━━ RECORDS TO USE
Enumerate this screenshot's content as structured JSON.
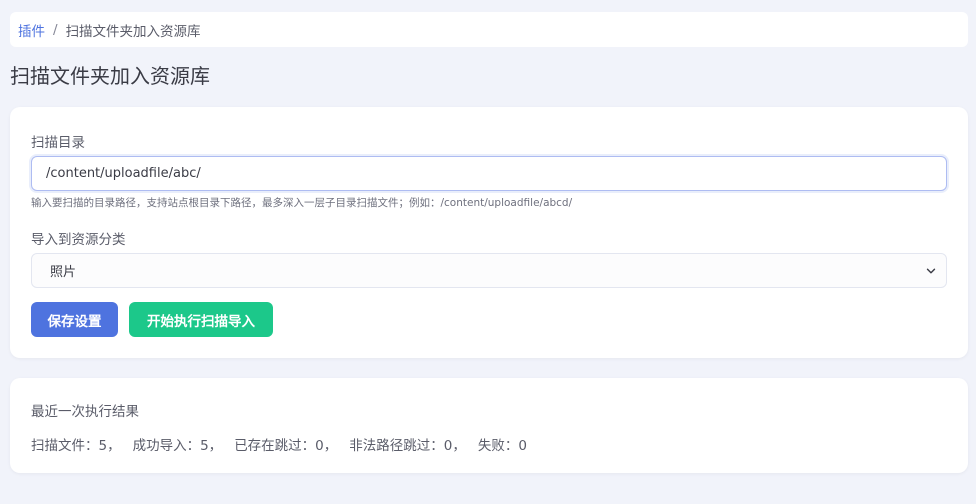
{
  "breadcrumb": {
    "parent": "插件",
    "separator": "/",
    "current": "扫描文件夹加入资源库"
  },
  "page_title": "扫描文件夹加入资源库",
  "settings": {
    "scan_dir_label": "扫描目录",
    "scan_dir_value": "/content/uploadfile/abc/",
    "scan_dir_help": "输入要扫描的目录路径，支持站点根目录下路径，最多深入一层子目录扫描文件；例如：/content/uploadfile/abcd/",
    "category_label": "导入到资源分类",
    "category_selected": "照片",
    "save_button": "保存设置",
    "start_button": "开始执行扫描导入"
  },
  "result": {
    "title": "最近一次执行结果",
    "stats": [
      "扫描文件：5，",
      "成功导入：5，",
      "已存在跳过：0，",
      "非法路径跳过：0，",
      "失败：0"
    ]
  },
  "colors": {
    "primary": "#4e73df",
    "success": "#1cc88a",
    "background": "#f1f3fa"
  },
  "icons": {
    "select_chevron": "chevron-down-icon"
  }
}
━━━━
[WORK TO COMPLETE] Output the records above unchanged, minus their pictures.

[RESPONSE AREA]
Enumerate this screenshot's content as structured JSON.
{
  "breadcrumb": {
    "parent": "插件",
    "separator": "/",
    "current": "扫描文件夹加入资源库"
  },
  "page_title": "扫描文件夹加入资源库",
  "settings": {
    "scan_dir_label": "扫描目录",
    "scan_dir_value": "/content/uploadfile/abc/",
    "scan_dir_help": "输入要扫描的目录路径，支持站点根目录下路径，最多深入一层子目录扫描文件；例如：/content/uploadfile/abcd/",
    "category_label": "导入到资源分类",
    "category_selected": "照片",
    "save_button": "保存设置",
    "start_button": "开始执行扫描导入"
  },
  "result": {
    "title": "最近一次执行结果",
    "stats": [
      "扫描文件：5，",
      "成功导入：5，",
      "已存在跳过：0，",
      "非法路径跳过：0，",
      "失败：0"
    ]
  },
  "colors": {
    "primary": "#4e73df",
    "success": "#1cc88a",
    "background": "#f1f3fa"
  },
  "icons": {
    "select_chevron": "chevron-down-icon"
  }
}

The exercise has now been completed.